# Advent Of Code 2021, Day 1: Sonar Sweep

by Abigail

## Challenge

You are given a file with depth measurements; one measurement per line.

For example, we may have this file of measurements:

199
200
208
210
200
207
240
269
260
263


#### Part 1

For part 1, we have to report how many measurements are larger than the previous measurement.

So, for the example file, these are the measurements 200, 208, 210, 207, 240, 269, and 263, seven measurements in total. The first measurement isn't larger because there is no previous measurement.

#### Part 2

For part 2, we have to look at three-measurement sliding windows. Taken the example above, we get:

199  A
200  A B
208  A B C
210    B C D
200      C D E
207        D E F
240          E F G
269            F G H
260              G H
263                H


The first measurement is marked A and equals 199 + 200 + 208 == 607. The second measurement is marked B, and equals 200 + 208 + 210 == 618, so this is an increase.

We do not consider any windows of size less than 3.

For the example file, we have B > A, E > D, F > E, G > F, and H > G, for a total of five increases.

## Solution

First order of business is to read in the data, into an array:

my @depths = <>;


To get the answer to part 1, we just have to compare each pair of successive elements, grep the ones where the second is larger than the first, and count how many we got.

grep in scalar context returns a count of matches, so we can do part 1 in just one line:

my $count1 = grep {$depths [$_] >$depths [$_ - 1]} 1 ..$#depths;


Now, for part 2, the sum of the ith window is $w [i] =$depths [$i] +$depths [$i + 1] +$depths [$i + 2], while the sum of the next window is $w [i + 1] = $depths [$i + 1] + $depths [$i + 2] + $depths [$i + 3]. Now, we want cases where $w [i + 1] <$w [i]. If we work out the details, we're left with $depths [$i + 3] < $depths [$i].

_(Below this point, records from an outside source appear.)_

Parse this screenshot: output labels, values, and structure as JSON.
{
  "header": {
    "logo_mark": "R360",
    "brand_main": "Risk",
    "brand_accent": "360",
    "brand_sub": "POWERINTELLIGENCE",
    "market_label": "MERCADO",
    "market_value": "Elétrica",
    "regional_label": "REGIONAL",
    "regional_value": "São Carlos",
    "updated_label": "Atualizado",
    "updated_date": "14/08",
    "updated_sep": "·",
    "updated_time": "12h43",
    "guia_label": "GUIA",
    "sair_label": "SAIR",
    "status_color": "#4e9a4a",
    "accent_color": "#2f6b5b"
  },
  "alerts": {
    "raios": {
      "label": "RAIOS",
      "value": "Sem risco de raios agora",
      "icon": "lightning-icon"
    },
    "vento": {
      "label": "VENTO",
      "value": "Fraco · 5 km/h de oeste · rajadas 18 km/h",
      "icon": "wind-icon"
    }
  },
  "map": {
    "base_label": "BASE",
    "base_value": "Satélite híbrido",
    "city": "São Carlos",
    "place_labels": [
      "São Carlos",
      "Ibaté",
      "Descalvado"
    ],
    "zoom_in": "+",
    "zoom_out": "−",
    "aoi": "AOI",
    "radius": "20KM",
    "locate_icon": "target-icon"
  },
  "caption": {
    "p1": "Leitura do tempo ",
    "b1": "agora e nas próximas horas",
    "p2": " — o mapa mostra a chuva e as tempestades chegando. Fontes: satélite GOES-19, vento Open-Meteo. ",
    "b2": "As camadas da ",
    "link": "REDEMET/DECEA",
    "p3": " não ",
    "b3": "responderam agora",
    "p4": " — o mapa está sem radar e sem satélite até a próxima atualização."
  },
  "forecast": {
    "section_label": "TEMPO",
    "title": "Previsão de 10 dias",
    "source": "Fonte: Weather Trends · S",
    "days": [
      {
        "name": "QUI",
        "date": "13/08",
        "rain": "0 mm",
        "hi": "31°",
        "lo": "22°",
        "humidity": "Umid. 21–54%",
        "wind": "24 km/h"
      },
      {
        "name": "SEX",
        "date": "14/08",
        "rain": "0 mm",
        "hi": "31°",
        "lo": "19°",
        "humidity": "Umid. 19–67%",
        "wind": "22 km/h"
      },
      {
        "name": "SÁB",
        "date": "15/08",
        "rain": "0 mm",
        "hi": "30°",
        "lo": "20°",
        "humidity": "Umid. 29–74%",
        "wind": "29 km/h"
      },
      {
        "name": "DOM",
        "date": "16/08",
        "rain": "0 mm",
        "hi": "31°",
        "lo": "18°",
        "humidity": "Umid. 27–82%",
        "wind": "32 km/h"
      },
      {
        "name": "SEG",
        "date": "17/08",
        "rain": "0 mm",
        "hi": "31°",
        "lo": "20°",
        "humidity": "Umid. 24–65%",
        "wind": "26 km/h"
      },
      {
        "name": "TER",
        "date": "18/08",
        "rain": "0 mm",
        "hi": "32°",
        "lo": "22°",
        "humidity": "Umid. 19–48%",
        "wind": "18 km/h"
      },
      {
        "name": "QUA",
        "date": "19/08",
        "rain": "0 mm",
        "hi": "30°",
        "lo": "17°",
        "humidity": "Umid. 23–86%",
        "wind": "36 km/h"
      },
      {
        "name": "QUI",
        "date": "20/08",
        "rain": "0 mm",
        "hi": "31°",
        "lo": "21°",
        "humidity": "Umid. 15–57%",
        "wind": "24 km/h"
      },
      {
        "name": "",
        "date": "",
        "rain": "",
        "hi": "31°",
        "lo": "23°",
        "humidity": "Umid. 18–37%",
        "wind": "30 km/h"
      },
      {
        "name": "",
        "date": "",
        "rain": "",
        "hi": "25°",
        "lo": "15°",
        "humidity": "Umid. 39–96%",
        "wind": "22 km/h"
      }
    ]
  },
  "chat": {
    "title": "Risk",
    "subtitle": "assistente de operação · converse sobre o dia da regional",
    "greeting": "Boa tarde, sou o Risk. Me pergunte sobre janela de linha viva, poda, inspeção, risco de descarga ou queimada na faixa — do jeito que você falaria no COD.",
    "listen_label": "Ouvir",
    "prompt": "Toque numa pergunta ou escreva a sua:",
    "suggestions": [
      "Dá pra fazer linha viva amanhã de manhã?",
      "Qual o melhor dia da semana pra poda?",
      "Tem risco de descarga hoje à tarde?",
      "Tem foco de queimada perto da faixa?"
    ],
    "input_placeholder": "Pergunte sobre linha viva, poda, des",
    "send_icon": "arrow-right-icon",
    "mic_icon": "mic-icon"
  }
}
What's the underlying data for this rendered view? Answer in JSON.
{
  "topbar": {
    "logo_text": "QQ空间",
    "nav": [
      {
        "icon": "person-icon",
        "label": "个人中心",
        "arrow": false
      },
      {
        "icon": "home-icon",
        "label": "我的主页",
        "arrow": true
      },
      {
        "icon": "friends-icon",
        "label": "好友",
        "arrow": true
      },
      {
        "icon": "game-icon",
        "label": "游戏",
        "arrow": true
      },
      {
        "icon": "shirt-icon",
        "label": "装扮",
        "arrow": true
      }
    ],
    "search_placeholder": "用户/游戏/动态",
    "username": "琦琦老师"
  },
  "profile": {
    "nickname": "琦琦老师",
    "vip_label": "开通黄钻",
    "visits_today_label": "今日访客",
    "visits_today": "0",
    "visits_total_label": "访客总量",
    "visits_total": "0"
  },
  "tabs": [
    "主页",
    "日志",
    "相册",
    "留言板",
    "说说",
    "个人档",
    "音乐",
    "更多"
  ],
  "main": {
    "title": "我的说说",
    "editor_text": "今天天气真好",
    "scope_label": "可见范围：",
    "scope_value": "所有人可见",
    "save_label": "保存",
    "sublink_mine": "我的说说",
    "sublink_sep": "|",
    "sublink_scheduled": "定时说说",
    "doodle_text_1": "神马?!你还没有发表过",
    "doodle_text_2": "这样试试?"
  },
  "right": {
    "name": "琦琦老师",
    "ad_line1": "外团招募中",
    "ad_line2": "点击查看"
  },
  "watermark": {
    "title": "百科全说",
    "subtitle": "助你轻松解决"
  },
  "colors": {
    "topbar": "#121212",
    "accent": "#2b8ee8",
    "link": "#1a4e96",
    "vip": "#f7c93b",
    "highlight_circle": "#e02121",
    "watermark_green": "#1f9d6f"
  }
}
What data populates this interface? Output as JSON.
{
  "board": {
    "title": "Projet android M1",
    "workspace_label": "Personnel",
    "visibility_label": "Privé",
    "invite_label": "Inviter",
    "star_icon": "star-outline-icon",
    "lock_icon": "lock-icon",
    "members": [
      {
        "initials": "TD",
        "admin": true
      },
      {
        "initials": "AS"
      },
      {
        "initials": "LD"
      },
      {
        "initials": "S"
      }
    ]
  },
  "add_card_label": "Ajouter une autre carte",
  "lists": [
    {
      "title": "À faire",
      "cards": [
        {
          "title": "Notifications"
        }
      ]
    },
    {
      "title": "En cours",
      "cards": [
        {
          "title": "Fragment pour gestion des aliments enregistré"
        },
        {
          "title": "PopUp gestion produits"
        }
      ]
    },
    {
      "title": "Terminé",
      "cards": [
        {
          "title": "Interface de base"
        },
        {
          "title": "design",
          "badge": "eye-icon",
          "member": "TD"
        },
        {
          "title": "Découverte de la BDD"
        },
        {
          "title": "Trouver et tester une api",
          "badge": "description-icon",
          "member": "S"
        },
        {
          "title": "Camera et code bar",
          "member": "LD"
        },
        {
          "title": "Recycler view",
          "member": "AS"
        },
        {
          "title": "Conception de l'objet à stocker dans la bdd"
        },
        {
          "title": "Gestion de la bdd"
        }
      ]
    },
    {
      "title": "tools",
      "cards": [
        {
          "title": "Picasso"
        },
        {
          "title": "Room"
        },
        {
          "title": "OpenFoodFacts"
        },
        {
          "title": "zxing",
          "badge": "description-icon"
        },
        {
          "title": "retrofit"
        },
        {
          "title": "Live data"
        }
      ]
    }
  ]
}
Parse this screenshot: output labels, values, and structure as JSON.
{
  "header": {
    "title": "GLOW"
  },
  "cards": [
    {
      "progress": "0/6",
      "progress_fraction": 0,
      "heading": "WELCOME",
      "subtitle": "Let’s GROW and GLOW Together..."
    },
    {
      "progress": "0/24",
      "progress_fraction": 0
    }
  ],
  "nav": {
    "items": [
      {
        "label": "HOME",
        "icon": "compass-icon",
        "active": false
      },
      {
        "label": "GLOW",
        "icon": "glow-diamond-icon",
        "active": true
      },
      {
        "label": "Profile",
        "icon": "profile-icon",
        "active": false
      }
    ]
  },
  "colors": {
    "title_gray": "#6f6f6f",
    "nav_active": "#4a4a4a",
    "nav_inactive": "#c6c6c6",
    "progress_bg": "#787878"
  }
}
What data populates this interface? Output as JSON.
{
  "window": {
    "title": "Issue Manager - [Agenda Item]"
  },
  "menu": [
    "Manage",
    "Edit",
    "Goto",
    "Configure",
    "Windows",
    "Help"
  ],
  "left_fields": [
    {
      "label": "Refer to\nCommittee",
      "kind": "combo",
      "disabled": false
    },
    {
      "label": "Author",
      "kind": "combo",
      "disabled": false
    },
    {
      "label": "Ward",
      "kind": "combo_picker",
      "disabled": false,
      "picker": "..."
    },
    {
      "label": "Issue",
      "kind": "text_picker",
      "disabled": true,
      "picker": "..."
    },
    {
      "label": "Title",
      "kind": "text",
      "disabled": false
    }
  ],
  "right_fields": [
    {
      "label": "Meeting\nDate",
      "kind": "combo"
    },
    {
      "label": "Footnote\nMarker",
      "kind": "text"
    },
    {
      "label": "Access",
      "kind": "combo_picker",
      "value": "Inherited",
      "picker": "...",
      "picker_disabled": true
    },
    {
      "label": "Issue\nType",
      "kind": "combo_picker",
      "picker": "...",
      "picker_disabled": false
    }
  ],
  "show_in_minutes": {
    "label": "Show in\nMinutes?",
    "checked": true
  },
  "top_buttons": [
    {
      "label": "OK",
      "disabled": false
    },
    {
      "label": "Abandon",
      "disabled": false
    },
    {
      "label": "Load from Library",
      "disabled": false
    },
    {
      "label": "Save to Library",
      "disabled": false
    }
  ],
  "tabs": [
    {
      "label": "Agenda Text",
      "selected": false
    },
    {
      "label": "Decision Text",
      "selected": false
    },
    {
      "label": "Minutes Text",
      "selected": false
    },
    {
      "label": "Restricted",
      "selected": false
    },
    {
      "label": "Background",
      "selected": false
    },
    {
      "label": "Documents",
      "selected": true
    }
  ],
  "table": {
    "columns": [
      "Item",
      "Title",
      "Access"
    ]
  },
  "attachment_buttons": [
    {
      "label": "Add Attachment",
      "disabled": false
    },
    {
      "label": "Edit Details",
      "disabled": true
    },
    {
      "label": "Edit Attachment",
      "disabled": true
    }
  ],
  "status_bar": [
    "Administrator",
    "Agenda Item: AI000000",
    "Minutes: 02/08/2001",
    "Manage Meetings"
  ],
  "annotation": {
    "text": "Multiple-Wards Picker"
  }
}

Which means we can solve part 2 in the same way as part 1:

my $count2 = grep {$depths [$_] >$depths [$_ - 3]} 3 ..$#depths;


Find the full program on GitHub.